Today has been an excellent day of walking and wildlife-watching. I got up early (again) and took the first water taxi across the Marlborough Sound from Picton to the Queen Charlotte walking track, and entered an early morning world of greens and blues. I’m so glad I made the effort, as the early bird catches the dolphin in this particular case. There was only me left on board, when the boat driver spotted two pods of dolphins ahead and said, “Great, looks like they’re in a playful mood – let’s go and join in the fun.” So I had my own personal ten minutes or so with around twenty beautiful, joyous dolphins who followed our boat ‘shoulder-barging’ us, which I learnt is something they do to each other in play, chasing our wake and leaping high out of the water, and swimming alongside us, so close that I could have reached down and touched them. I think it must be impossible to watch dolphins playing like this without having a massive grin on your face – especially as they always look like they’re smiling, too. We also saw a couple of seals swimming, lots of gannets performing their whirling, twirling plunge into the water from up high, and shearwaters, well, shearing the water. I felt so lucky, and it put me in a really good frame of mind to tackle the next six hours of walking.

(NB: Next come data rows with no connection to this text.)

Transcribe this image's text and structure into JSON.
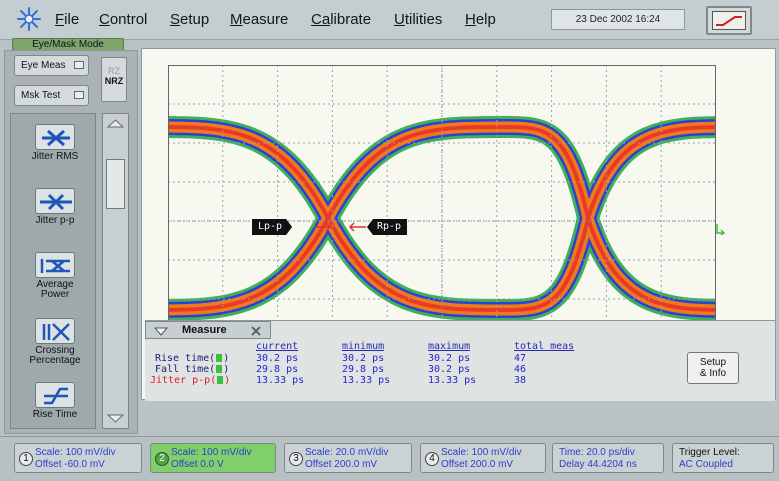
{
  "menu": {
    "items": [
      {
        "label": "File",
        "ul": "F",
        "rest": "ile"
      },
      {
        "label": "Control",
        "ul": "C",
        "rest": "ontrol"
      },
      {
        "label": "Setup",
        "ul": "S",
        "rest": "etup"
      },
      {
        "label": "Measure",
        "ul": "M",
        "rest": "easure"
      },
      {
        "label": "Calibrate",
        "ul": "Ca",
        "rest": "librate"
      },
      {
        "label": "Utilities",
        "ul": "U",
        "rest": "tilities"
      },
      {
        "label": "Help",
        "ul": "H",
        "rest": "elp"
      }
    ],
    "datetime": "23 Dec 2002  16:24"
  },
  "mode": {
    "label": "Eye/Mask Mode",
    "eye_meas": "Eye Meas",
    "msk_test": "Msk Test",
    "rz": "RZ",
    "nrz": "NRZ"
  },
  "tools": [
    {
      "label1": "Jitter RMS",
      "label2": ""
    },
    {
      "label1": "Jitter p-p",
      "label2": ""
    },
    {
      "label1": "Average",
      "label2": "Power"
    },
    {
      "label1": "Crossing",
      "label2": "Percentage"
    },
    {
      "label1": "Rise Time",
      "label2": ""
    }
  ],
  "display": {
    "markers": {
      "left": "Lp-p",
      "right": "Rp-p"
    },
    "colors": {
      "grid": "#9aa2a6",
      "trace_outer": "#2ea84a",
      "trace_mid": "#2b40d8",
      "trace_inner": "#f07a1a",
      "trace_core": "#e83a2a"
    }
  },
  "measure": {
    "tab_label": "Measure",
    "headers": [
      "current",
      "minimum",
      "maximum",
      "total meas"
    ],
    "rows": [
      {
        "label": "Rise time(",
        "current": "30.2 ps",
        "minimum": "30.2 ps",
        "maximum": "30.2 ps",
        "total": "47"
      },
      {
        "label": "Fall time(",
        "current": "29.8 ps",
        "minimum": "29.8 ps",
        "maximum": "30.2 ps",
        "total": "46"
      },
      {
        "label": "Jitter p-p(",
        "current": "13.33 ps",
        "minimum": "13.33 ps",
        "maximum": "13.33 ps",
        "total": "38"
      }
    ],
    "setup_line1": "Setup",
    "setup_line2": "& Info"
  },
  "channels": [
    {
      "num": "1",
      "scale": "Scale: 100 mV/div",
      "offset": "Offset -60.0 mV"
    },
    {
      "num": "2",
      "scale": "Scale: 100 mV/div",
      "offset": "Offset 0.0 V"
    },
    {
      "num": "3",
      "scale": "Scale: 20.0 mV/div",
      "offset": "Offset 200.0 mV"
    },
    {
      "num": "4",
      "scale": "Scale: 100 mV/div",
      "offset": "Offset 200.0 mV"
    }
  ],
  "timebase": {
    "time": "Time: 20.0 ps/div",
    "delay": "Delay 44.4204 ns"
  },
  "trigger": {
    "label": "Trigger Level:",
    "value": "AC Coupled"
  }
}
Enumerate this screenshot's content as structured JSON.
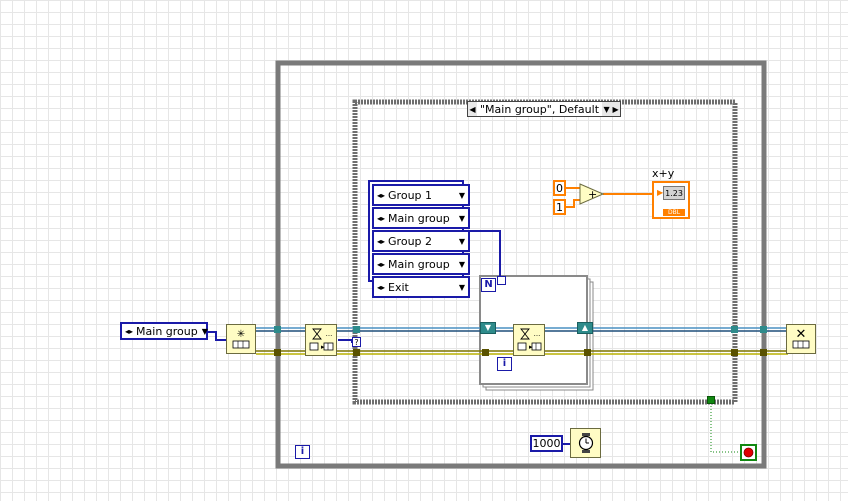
{
  "case_structure": {
    "selector_text": "\"Main group\", Default"
  },
  "queue_control": {
    "label": "Main group"
  },
  "array_constant": {
    "items": [
      "Group 1",
      "Main group",
      "Group 2",
      "Main group",
      "Exit"
    ]
  },
  "for_loop": {
    "count_terminal": "N",
    "iteration_terminal": "i"
  },
  "while_loop": {
    "iteration_terminal": "i"
  },
  "add_function": {
    "input_a": "0",
    "input_b": "1",
    "symbol": "+",
    "output_label": "x+y",
    "indicator_text": "1.23",
    "indicator_type": "DBL"
  },
  "wait": {
    "ms_value": "1000"
  },
  "colors": {
    "loop_border": "#7a7a7a",
    "enum_blue": "#1a1aa8",
    "queue_wire": "#4a90c2",
    "error_wire": "#7c7400",
    "numeric_orange": "#ff8000",
    "stop_red": "#e00000",
    "subvi_bg": "#fffcc4"
  },
  "icons": {
    "obtain_queue": "obtain-queue-icon",
    "dequeue": "dequeue-element-icon",
    "enqueue": "enqueue-element-icon",
    "release_queue": "release-queue-icon",
    "wait_ms": "wait-ms-icon",
    "stop": "stop-terminal-icon"
  }
}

The track was beautiful – it mostly passed through sub-tropical rainforest, with occasional stands of pine, where scarlet fly agaric fungi edged the path, and sometimes it climbed up and followed the ridge, with flower-rich grassland. It covered a huge diversity of habitats, and I won’t bore you with details, but suffice to say there was plenty to keep me nose to ground for much of the walk. I also had two close encounters with the weka – a bird endemic to NZ that looks a bit like a smaller version of the kiwi, with a shorter beak, although it is actually a member of the rail family. On both occasions the bird just wandered out into the path in front of me, emitting soft grunts in its throat, as if politely notifying me of its presence. It then took its time to have a bit of a potter around, grubbing for insects, before meandering off into the bush again, still grunting – brilliantly laid-back, classic kiwi.
It was certainly a noisy walk, but for all the right reasons. In all wooded areas in NZ, the sound of insects is deafening. But I’ve noticed that it’s actually a dual-level sound. The cicadas scream at you at face-level, but there is a secondary, more subtle noise that seems to come from the canopies above. If you listen carefully you can hear that each insect (as I figure it must be insects making the noise) has its own rhythm, like a train on a track. But when you put all the individual rhythms together they make a lovely sound, like pattering raindrops on leaves or the crackle of fire. The birds serenaded me all day too – the constant whoop of the tui, and also the liquid warbles of what I today called the R2D2 bird (due to an uncanny resemblance in sound) but have since found out is called the bellbird – absolutely beautiful.
One of my sisters (you know who you are!) would have hated this walk though, as it turns out that cicadas are really clumsy flyers, and I spent much of the day being bombarded by their buzzing blunderbuss bodies – often square on the nose. It just made me chuckle though – I find it quite endearing…
I am nursing my blisters tonight at a hotel en-route, and have the same distance to walk again tomorrow (around 24 km), before heading back to Picton by water and then on to Nelson by bus to embark on my kayaking adventure at Abel Tasman National Park (I will be ripped by the end of this week!). It’s actually quite a swanky hotel (although I’m in the ‘bunkhouse’, which is tucked away shamefully at the back of the other buildings). I had a swim in the pool and I may even have a room to myself tonight, providing they don’t sell the other bed at the last minute. Fingers crossed… I love that about budget travelling – simple things come to mean so much. It really helps you put things back into perspective and realise the difference between ‘wants’ and ‘needs’ in life…
Anyway, I am very tired, and realise I am blathering on somewhat, and could probably continue to do so until my forehead hits the keyboard, so I shall sign off and leave you with some photos of my beautiful day.
I was too busy watching to take any decent photos of the dolphins leaping right out of the water, but this one shows how close they were to me (I didn’t need to use my zoom). Amazing…
This was the view that greeted me when I stepped off the boat and began the walk.
A typical view across the Sound from the top of the ridge.
And another one (you’re getting off lightly – I have many of these…).
And finally yogacam#2, taken from the hotel this evening (although I confess I only managed a few sun salutations because a) my feet and legs hurt a lot and b) I was being eaten alive by sand flies).